--- INFORMATION SHOWN ---
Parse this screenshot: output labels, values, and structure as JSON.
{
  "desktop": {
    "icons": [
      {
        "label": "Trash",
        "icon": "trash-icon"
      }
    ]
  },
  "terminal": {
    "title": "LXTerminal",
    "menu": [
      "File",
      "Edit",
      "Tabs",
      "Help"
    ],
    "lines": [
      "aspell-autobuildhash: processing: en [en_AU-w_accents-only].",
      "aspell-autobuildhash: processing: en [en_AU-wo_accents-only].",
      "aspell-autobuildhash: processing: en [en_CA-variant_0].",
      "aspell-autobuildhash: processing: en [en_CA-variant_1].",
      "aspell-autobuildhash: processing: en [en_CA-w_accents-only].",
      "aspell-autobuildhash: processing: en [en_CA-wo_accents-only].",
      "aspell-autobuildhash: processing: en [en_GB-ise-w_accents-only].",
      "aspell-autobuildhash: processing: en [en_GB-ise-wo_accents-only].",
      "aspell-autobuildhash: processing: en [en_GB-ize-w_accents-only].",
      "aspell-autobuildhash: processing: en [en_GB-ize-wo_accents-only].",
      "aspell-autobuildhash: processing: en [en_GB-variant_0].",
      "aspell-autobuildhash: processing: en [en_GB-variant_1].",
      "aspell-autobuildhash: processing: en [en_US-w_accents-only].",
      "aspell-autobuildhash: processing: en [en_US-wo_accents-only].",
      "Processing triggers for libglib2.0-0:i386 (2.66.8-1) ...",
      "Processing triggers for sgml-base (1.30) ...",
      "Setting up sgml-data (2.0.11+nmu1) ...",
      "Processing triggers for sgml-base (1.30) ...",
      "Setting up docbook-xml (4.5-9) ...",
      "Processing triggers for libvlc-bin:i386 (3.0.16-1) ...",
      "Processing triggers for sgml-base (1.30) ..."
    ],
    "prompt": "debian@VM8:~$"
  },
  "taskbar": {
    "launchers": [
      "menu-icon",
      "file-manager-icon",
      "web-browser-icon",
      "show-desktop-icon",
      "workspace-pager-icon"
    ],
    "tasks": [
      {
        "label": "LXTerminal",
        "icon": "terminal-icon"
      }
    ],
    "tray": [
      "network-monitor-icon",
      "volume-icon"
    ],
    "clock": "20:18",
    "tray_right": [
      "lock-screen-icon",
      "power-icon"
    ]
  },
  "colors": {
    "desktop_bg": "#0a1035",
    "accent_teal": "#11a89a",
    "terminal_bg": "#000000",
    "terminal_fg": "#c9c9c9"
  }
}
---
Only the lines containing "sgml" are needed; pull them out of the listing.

      "Processing triggers for sgml-base (1.30) ...",
      "Setting up sgml-data (2.0.11+nmu1) ...",
      "Processing triggers for sgml-base (1.30) ...",
      "Processing triggers for sgml-base (1.30) ..."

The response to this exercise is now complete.